### WHAT THE TASK REQUIRES:
Please find every line below that includes "this" and report how many there are. Nothing else is needed.

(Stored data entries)
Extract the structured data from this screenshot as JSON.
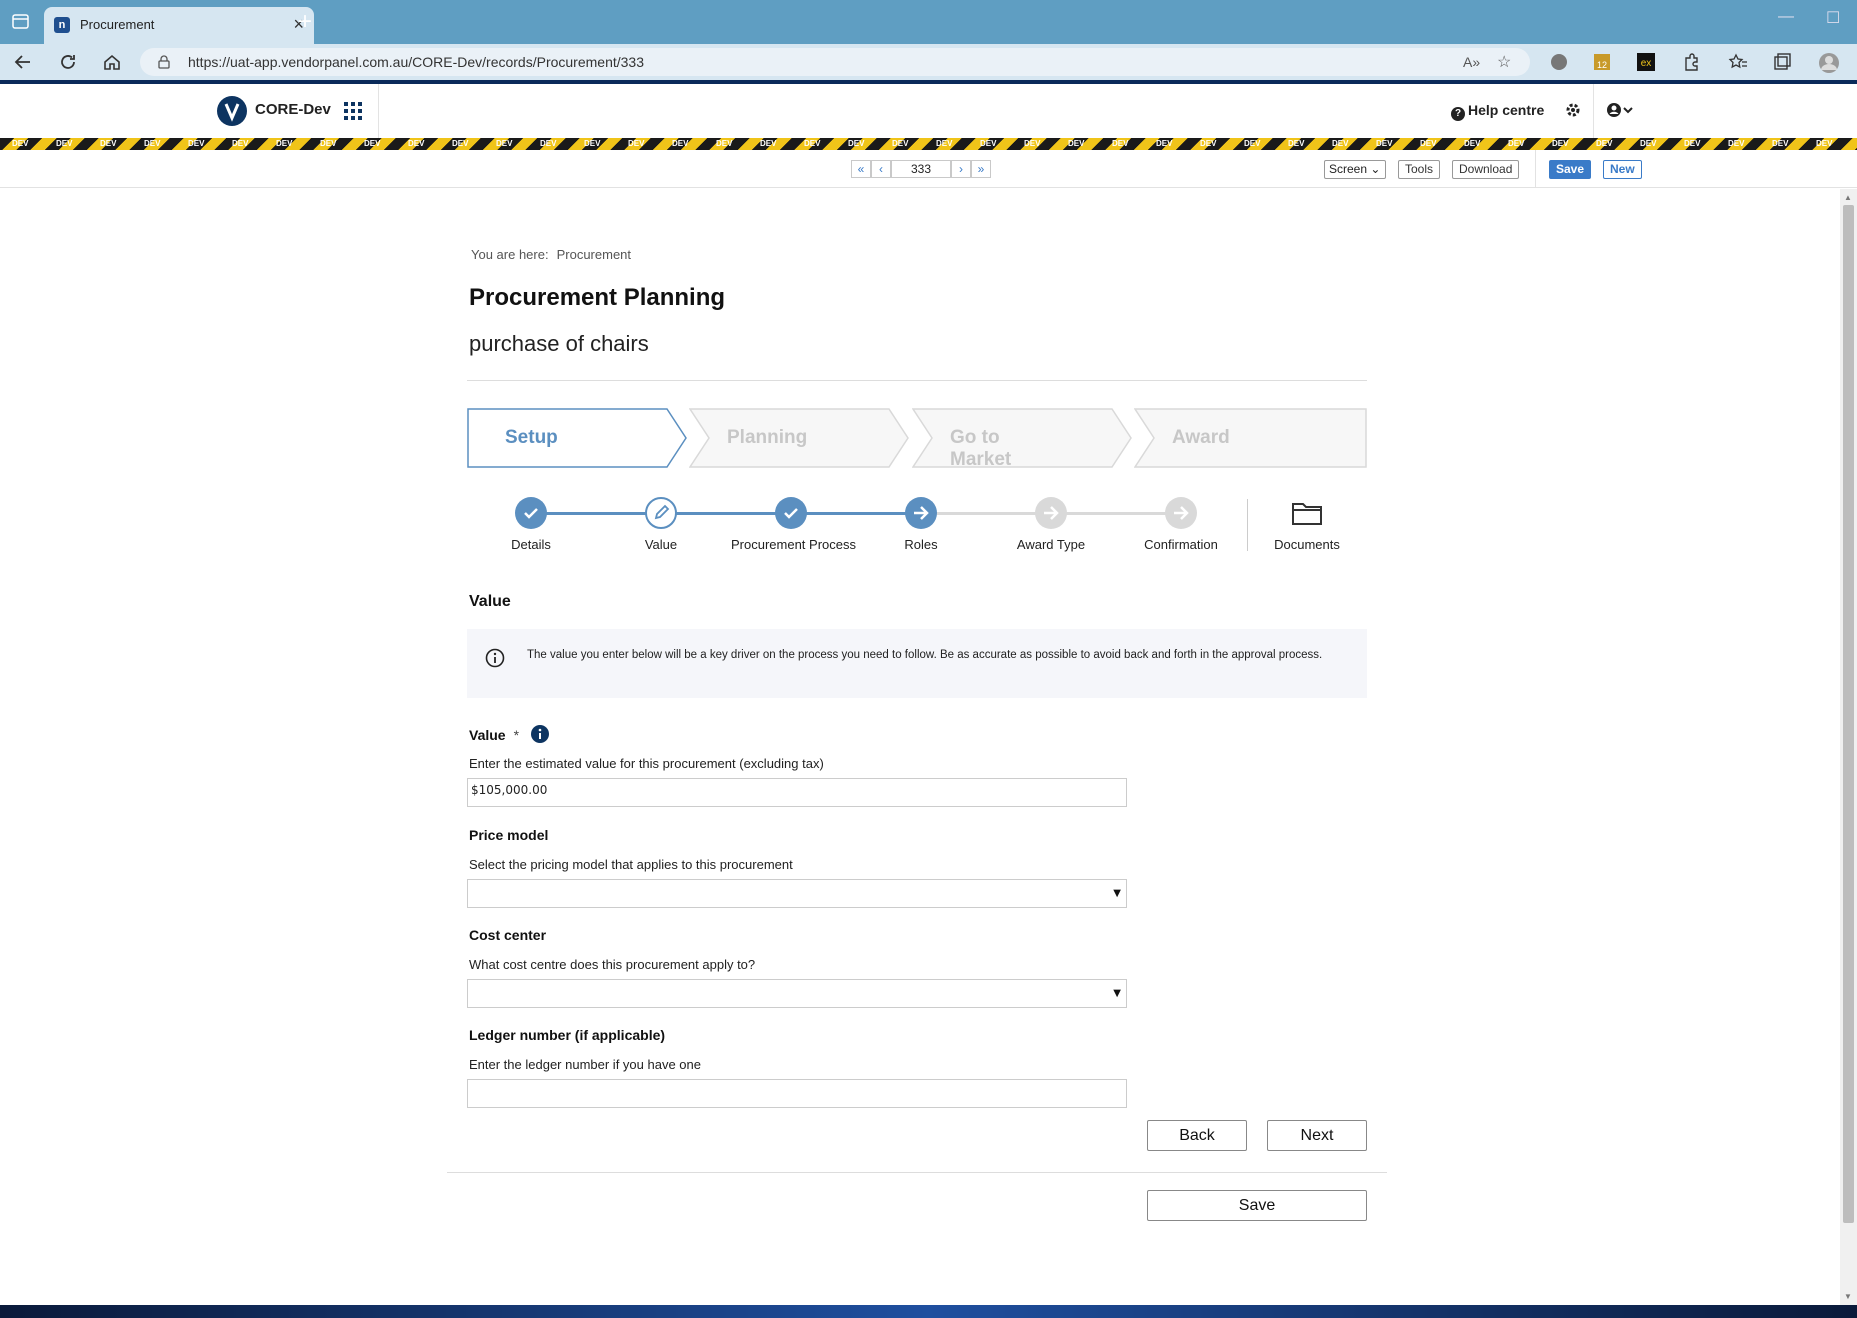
{
  "browser": {
    "tab_title": "Procurement",
    "url": "https://uat-app.vendorpanel.com.au/CORE-Dev/records/Procurement/333"
  },
  "header": {
    "brand": "CORE-Dev",
    "help_label": "Help centre",
    "stripe_label": "DEV"
  },
  "record_toolbar": {
    "record_number": "333",
    "view_select": "Screen",
    "tools_label": "Tools",
    "download_label": "Download",
    "save_label": "Save",
    "new_label": "New"
  },
  "breadcrumb": {
    "prefix": "You are here:",
    "current": "Procurement"
  },
  "page": {
    "title": "Procurement Planning",
    "subtitle": "purchase of chairs"
  },
  "stages": [
    {
      "label": "Setup",
      "active": true
    },
    {
      "label": "Planning",
      "active": false
    },
    {
      "label": "Go to Market",
      "active": false
    },
    {
      "label": "Award",
      "active": false
    }
  ],
  "steps": [
    {
      "label": "Details",
      "state": "done"
    },
    {
      "label": "Value",
      "state": "current"
    },
    {
      "label": "Procurement Process",
      "state": "done"
    },
    {
      "label": "Roles",
      "state": "next"
    },
    {
      "label": "Award Type",
      "state": "pending"
    },
    {
      "label": "Confirmation",
      "state": "pending"
    },
    {
      "label": "Documents",
      "state": "folder"
    }
  ],
  "section": {
    "title": "Value",
    "info": "The value you enter below will be a key driver on the process you need to follow. Be as accurate as possible to avoid back and forth in the approval process."
  },
  "fields": {
    "value": {
      "label": "Value",
      "required": "*",
      "help": "Enter the estimated value for this procurement (excluding tax)",
      "value": "$105,000.00"
    },
    "price_model": {
      "label": "Price model",
      "help": "Select the pricing model that applies to this procurement",
      "value": ""
    },
    "cost_center": {
      "label": "Cost center",
      "help": "What cost centre does this procurement apply to?",
      "value": ""
    },
    "ledger": {
      "label": "Ledger number (if applicable)",
      "help": "Enter the ledger number if you have one",
      "value": ""
    }
  },
  "buttons": {
    "back": "Back",
    "next": "Next",
    "save": "Save"
  },
  "colors": {
    "accent": "#3a7bc8",
    "step_done": "#5b8fc0",
    "step_pending": "#d9d9d9",
    "brand_dark": "#0d3461"
  }
}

### PROBLEM SOLUTION:
4